**EXERCISE INSTRUCTIONS**
Please copy each line of the listing below in which the word "Felsentherme" appears.
★ ★ ★ ★ ★
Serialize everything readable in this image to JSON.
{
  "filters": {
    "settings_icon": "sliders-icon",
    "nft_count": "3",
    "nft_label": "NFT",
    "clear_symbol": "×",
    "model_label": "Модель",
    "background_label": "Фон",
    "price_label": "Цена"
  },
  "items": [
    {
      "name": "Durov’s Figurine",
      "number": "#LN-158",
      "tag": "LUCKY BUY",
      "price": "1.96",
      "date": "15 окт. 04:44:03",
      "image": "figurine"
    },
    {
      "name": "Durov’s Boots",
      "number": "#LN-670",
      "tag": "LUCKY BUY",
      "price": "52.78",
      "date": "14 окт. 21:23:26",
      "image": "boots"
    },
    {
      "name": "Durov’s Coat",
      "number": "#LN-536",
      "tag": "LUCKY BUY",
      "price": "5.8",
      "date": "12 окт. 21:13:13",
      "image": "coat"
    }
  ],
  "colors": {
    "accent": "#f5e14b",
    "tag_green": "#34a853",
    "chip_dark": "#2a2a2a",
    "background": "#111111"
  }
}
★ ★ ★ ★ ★
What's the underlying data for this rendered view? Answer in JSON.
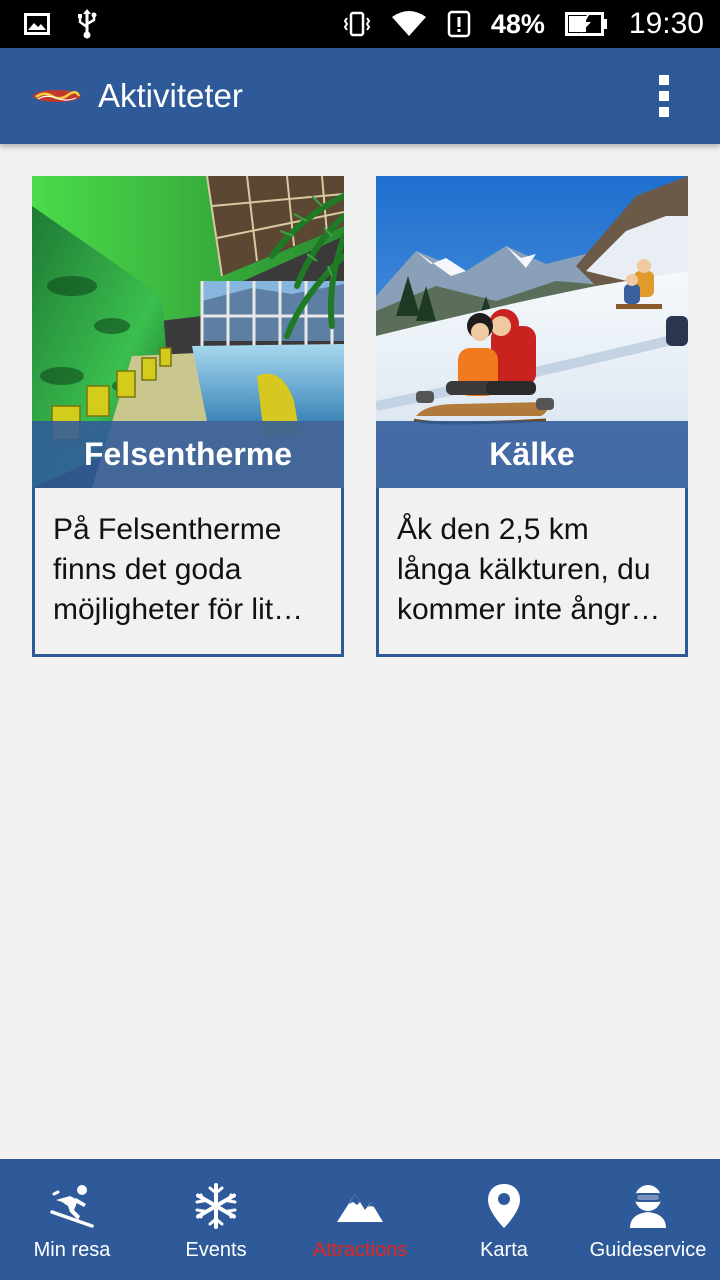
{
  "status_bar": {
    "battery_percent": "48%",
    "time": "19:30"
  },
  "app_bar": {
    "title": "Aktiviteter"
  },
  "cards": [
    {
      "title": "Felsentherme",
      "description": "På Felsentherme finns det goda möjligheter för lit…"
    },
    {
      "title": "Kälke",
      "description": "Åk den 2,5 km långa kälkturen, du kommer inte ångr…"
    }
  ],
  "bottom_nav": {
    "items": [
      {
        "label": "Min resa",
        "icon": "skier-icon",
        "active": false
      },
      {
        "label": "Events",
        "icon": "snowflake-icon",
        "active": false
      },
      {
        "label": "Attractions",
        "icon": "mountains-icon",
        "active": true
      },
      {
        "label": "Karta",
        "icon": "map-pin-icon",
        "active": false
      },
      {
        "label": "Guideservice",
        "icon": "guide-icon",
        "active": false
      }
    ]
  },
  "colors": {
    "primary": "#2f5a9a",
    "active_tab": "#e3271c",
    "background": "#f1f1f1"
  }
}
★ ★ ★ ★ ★
**RESPONSE TO THE EXERCISE**
      "title": "Felsentherme",
      "description": "På Felsentherme finns det goda möjligheter för lit…"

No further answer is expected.